# [ACTION ITEM]
Repeat the records exactly, minus the pictures.
________________
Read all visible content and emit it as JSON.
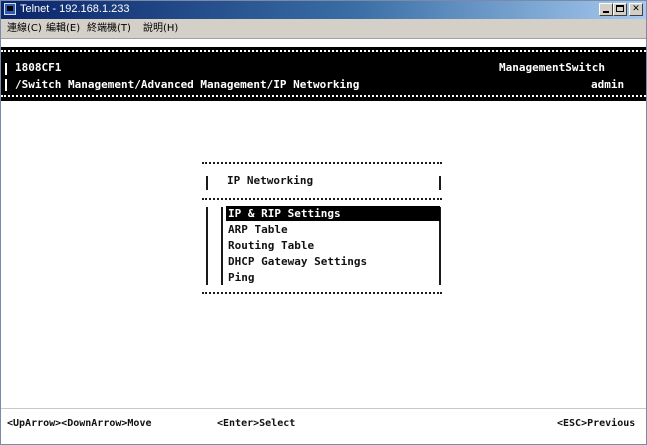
{
  "window": {
    "title": "Telnet - 192.168.1.233",
    "icon": "telnet-terminal-icon"
  },
  "menubar": {
    "items": [
      {
        "label": "連線(C)"
      },
      {
        "label": "編輯(E)"
      },
      {
        "label": "終端機(T)"
      },
      {
        "label": "說明(H)"
      }
    ]
  },
  "header": {
    "device": "1808CF1",
    "path": "/Switch Management/Advanced Management/IP Networking",
    "product": "ManagementSwitch",
    "user": "admin"
  },
  "menu": {
    "title": "IP Networking",
    "options": [
      {
        "label": "IP & RIP Settings",
        "selected": true
      },
      {
        "label": "ARP Table",
        "selected": false
      },
      {
        "label": "Routing Table",
        "selected": false
      },
      {
        "label": "DHCP Gateway Settings",
        "selected": false
      },
      {
        "label": "Ping",
        "selected": false
      }
    ]
  },
  "footer": {
    "navigate": "<UpArrow><DownArrow>Move",
    "select": "<Enter>Select",
    "previous": "<ESC>Previous"
  },
  "colors": {
    "terminal_bg": "#000000",
    "terminal_fg": "#ffffff",
    "selection_bg": "#000000",
    "titlebar_start": "#0a246a"
  }
}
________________
# [WRITTEN SOLUTION]
Read all visible content and emit it as JSON.
{
  "window": {
    "title": "Telnet - 192.168.1.233",
    "icon": "telnet-terminal-icon"
  },
  "menubar": {
    "items": [
      {
        "label": "連線(C)"
      },
      {
        "label": "編輯(E)"
      },
      {
        "label": "終端機(T)"
      },
      {
        "label": "說明(H)"
      }
    ]
  },
  "header": {
    "device": "1808CF1",
    "path": "/Switch Management/Advanced Management/IP Networking",
    "product": "ManagementSwitch",
    "user": "admin"
  },
  "menu": {
    "title": "IP Networking",
    "options": [
      {
        "label": "IP & RIP Settings",
        "selected": true
      },
      {
        "label": "ARP Table",
        "selected": false
      },
      {
        "label": "Routing Table",
        "selected": false
      },
      {
        "label": "DHCP Gateway Settings",
        "selected": false
      },
      {
        "label": "Ping",
        "selected": false
      }
    ]
  },
  "footer": {
    "navigate": "<UpArrow><DownArrow>Move",
    "select": "<Enter>Select",
    "previous": "<ESC>Previous"
  },
  "colors": {
    "terminal_bg": "#000000",
    "terminal_fg": "#ffffff",
    "selection_bg": "#000000",
    "titlebar_start": "#0a246a"
  }
}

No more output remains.